From the rich history of the print and of the press in Iasi, we mention: in 1832 â€“ a request for the foundation of a Jewish printing shop (68 personalities); the printing, in 1842-1843, of a number of books of prayer â€“ “Slihot” (“Pardons”), “Teilim” (Psalms), “Saare Zion” (“The Gates of Zion”), Nathan Nate Hanoverâ€™s book, translated into Yiddish. Many volumes were printed at Hers Goldnerâ€™s printing shop, opened in 1859. This business is long dominated by the Saraga family â€“ printers and antique dealers. In 1855 “Korot Haitim” (“The Events of the Time”) is launched; in 1859 â€“ M. Feldman-Campeanuâ€™s “Romanian-Jewish Gazette”; in 1874-1875 â€“ “The Israelite Magazine”; in 1887 â€“ Stefan Stancaâ€™s “Light” and “Der folks fraind” (“The peopleâ€™s friend”), in Yiddish; “The Enhancement” (1889-1891) â€“ for which wrote M. Braunstein Mibasan (Hebraist, historian), K. Lippe, Wilhelm Schwarzfeld (who militated against assimilation); “The Dawn” (1894-1901) â€“ publishing articles by dr. Niemerower, Horia Carp, Enric Furtuna, A. Axelrad etc. A. Steuerman-Rodion, the misfit poet, and Carol Drimer, the translator who ended in the “Death Train” also had a lasting career in the press. It would be more difficult to mention all those who left Iasi or those who were brief contributors to the culture magazines or the painters. We will however recall the name of the one who is best known for his French period â€“ Beniamin Fundoianu. And there were others who left special works and who were famous at the time: Eugen Relgis, I. Ludo, G. Spina, M. H. Maxy etc. [...].

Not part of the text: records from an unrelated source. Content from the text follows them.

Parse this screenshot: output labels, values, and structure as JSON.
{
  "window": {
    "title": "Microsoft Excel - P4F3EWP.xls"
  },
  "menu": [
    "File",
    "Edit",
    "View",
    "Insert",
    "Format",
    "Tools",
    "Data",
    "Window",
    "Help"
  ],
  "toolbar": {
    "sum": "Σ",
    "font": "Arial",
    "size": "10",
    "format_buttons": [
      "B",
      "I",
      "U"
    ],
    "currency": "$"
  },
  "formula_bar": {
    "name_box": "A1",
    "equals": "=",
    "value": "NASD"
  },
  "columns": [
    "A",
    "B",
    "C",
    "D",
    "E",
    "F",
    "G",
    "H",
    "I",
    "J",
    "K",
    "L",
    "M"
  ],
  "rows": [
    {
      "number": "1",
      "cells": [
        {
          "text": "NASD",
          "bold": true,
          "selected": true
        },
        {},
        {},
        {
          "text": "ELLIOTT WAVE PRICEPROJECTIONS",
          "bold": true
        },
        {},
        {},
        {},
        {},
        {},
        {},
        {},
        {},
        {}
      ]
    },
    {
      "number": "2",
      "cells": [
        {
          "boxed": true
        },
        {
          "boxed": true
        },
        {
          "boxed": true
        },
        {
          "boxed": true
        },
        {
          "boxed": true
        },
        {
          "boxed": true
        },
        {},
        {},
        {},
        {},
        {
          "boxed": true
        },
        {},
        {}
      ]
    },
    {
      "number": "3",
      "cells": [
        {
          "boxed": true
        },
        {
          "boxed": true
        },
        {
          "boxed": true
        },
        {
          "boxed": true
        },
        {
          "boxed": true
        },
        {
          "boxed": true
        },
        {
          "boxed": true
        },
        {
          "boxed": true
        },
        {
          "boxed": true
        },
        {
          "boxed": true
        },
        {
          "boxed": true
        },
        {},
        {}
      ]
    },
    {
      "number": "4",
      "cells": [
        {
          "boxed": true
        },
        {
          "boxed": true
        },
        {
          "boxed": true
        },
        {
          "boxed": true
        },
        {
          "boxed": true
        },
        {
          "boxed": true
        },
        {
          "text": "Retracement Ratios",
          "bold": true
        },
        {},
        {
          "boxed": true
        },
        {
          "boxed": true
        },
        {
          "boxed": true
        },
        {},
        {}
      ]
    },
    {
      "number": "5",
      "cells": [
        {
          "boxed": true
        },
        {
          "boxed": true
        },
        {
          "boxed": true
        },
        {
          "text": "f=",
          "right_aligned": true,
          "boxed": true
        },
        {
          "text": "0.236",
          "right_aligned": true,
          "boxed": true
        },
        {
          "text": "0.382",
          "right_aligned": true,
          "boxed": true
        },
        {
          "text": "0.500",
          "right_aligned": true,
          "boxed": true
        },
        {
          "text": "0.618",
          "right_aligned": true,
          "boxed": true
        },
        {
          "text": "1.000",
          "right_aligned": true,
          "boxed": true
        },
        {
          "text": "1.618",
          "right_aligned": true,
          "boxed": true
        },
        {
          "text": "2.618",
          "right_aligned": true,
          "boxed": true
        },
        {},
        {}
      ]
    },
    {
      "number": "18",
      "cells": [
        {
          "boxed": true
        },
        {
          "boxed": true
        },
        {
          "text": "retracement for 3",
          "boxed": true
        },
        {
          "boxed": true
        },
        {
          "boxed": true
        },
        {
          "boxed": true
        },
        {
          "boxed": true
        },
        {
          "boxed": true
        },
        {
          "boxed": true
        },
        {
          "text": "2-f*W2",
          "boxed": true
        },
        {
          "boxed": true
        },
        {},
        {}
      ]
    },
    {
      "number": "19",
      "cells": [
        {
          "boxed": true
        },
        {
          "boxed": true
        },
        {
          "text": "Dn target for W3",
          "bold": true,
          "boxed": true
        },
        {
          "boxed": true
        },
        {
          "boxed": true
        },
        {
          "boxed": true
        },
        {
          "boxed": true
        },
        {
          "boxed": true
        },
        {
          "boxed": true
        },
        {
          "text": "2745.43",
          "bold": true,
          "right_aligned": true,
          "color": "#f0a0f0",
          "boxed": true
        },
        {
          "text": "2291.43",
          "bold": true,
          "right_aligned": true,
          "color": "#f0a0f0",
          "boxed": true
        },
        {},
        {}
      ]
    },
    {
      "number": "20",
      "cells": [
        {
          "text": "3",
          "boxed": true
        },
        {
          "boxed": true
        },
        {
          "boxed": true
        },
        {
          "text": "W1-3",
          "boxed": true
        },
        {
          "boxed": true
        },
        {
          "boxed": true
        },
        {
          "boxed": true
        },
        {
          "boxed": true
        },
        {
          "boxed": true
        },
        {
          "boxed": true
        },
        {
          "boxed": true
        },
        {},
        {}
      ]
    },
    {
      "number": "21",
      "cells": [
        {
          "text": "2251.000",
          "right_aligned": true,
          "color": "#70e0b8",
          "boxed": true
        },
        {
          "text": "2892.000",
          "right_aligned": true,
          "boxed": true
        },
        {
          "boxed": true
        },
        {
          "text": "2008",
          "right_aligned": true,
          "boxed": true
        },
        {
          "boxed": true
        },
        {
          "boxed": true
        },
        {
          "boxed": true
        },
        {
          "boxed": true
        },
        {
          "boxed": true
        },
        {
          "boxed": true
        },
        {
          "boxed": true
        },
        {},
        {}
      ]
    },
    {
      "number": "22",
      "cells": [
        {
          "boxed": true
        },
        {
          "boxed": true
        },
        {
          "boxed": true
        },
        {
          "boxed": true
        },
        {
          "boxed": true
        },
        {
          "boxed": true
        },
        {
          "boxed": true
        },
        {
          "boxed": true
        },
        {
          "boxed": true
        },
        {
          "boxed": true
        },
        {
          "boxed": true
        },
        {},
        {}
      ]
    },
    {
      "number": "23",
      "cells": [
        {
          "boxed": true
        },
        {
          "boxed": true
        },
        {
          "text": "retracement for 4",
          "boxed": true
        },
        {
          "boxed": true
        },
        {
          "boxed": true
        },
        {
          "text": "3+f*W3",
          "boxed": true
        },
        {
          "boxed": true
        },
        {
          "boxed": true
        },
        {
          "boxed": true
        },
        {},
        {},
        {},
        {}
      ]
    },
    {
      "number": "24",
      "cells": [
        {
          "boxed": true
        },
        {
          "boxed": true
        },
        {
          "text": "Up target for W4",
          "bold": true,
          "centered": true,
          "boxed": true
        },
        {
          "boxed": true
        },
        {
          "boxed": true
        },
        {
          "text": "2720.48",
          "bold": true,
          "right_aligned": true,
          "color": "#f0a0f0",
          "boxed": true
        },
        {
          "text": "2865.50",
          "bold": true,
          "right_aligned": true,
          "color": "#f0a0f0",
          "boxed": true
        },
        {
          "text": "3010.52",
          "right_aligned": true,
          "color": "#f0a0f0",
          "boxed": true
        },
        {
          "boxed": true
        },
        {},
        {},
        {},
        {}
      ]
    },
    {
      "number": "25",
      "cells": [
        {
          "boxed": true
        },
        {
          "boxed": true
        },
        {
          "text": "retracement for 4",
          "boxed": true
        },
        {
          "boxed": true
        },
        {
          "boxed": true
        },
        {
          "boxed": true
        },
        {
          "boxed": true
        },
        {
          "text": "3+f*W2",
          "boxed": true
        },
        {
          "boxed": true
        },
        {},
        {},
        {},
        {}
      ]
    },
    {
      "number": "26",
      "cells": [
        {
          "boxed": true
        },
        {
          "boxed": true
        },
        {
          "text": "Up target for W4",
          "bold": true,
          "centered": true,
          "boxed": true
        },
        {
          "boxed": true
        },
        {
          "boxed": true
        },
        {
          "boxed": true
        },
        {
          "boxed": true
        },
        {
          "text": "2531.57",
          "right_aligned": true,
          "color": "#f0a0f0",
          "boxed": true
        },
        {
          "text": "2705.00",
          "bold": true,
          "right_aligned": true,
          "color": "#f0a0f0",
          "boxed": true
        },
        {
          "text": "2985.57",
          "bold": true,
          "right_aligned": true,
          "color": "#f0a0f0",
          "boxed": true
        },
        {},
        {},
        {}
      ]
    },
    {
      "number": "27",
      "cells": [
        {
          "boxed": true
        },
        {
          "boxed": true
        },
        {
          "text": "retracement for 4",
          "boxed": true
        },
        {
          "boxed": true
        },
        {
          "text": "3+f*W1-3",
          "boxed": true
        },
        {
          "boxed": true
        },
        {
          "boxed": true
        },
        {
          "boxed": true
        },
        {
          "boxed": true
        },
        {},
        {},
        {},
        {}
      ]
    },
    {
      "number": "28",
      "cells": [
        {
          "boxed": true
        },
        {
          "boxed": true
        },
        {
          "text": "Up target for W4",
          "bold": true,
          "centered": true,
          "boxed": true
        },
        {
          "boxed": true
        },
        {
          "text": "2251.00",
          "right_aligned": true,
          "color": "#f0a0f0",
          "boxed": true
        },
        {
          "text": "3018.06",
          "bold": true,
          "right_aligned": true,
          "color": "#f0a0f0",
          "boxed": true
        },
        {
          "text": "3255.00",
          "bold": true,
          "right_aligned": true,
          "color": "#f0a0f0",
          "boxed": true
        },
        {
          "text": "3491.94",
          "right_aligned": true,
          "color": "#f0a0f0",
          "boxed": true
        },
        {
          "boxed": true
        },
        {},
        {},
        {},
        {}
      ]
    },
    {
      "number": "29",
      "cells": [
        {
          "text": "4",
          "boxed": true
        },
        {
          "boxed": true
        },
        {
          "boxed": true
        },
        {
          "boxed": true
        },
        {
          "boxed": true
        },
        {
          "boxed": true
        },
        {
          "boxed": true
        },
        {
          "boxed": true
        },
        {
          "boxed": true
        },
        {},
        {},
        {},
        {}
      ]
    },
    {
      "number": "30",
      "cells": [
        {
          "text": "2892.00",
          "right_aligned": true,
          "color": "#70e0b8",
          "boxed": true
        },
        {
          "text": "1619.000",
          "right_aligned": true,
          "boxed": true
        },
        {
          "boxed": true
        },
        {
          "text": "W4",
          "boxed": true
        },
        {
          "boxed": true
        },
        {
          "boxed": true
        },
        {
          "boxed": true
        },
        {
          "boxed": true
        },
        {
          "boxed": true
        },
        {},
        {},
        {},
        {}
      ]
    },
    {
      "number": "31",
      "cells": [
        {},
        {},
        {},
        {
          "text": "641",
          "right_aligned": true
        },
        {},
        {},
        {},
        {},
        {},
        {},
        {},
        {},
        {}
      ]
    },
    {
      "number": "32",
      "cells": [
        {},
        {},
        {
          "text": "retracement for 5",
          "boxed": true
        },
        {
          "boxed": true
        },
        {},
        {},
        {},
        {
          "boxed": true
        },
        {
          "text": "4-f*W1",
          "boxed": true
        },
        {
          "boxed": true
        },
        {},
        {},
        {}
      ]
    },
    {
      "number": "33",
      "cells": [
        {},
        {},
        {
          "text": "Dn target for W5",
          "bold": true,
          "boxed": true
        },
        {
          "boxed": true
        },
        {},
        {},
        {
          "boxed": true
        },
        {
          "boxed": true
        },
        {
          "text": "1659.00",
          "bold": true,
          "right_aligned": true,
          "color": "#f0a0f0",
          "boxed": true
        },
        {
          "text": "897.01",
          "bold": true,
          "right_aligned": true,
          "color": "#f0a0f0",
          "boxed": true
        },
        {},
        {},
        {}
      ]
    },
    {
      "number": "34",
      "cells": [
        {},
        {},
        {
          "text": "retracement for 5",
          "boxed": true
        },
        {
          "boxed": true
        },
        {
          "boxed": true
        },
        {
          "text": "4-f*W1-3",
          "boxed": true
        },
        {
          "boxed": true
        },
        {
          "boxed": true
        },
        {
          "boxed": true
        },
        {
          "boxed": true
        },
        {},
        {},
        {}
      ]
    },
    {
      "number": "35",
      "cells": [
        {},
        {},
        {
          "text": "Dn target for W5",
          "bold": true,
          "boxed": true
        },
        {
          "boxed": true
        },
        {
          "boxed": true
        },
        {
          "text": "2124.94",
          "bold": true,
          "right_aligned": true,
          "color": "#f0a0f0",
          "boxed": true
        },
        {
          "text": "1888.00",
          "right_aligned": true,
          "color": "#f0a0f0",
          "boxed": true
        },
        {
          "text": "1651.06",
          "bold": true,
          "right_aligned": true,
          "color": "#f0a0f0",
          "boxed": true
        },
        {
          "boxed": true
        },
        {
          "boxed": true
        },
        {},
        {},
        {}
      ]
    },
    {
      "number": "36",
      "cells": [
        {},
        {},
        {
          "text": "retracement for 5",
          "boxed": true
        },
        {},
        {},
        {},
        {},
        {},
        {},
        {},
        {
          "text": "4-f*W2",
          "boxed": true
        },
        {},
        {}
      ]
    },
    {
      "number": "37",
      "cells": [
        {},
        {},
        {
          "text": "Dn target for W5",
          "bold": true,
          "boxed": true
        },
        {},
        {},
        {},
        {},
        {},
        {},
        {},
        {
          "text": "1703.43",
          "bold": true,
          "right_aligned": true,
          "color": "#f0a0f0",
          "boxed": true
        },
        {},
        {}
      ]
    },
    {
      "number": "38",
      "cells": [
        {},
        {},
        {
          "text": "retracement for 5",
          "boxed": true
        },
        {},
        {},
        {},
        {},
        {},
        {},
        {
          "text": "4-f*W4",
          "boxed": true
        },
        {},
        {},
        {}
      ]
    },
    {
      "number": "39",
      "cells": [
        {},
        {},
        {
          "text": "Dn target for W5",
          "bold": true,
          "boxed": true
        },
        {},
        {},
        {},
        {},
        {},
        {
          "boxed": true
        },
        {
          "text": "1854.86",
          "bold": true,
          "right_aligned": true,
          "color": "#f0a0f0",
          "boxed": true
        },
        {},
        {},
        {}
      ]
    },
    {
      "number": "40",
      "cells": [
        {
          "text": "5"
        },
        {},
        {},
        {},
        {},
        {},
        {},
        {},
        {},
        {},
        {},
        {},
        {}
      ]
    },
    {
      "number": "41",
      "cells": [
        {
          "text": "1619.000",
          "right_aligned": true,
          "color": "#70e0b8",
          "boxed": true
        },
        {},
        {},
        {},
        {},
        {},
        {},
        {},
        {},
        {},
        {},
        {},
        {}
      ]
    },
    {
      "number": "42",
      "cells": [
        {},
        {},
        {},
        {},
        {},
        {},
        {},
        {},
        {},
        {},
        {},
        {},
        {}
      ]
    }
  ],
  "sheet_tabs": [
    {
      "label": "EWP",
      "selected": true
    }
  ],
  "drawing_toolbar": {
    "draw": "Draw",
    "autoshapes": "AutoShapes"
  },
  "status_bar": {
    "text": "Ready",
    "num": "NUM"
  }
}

The contributions in the field of thought, of science as a whole, will be the subject of another communiquÃ©; not because they would stray too far from the title, but because they require more than a field-based inventory. The Jewish moral is illustrated by the great diversity of assistance institutions, which cannot be presented now. Also, the better known rabbis â€“ in the last centuries of the 2nd millennium â€“ wrote many interesting works (which cannot be mentioned here), not just replies and indications on how to apply the Jewish legislation.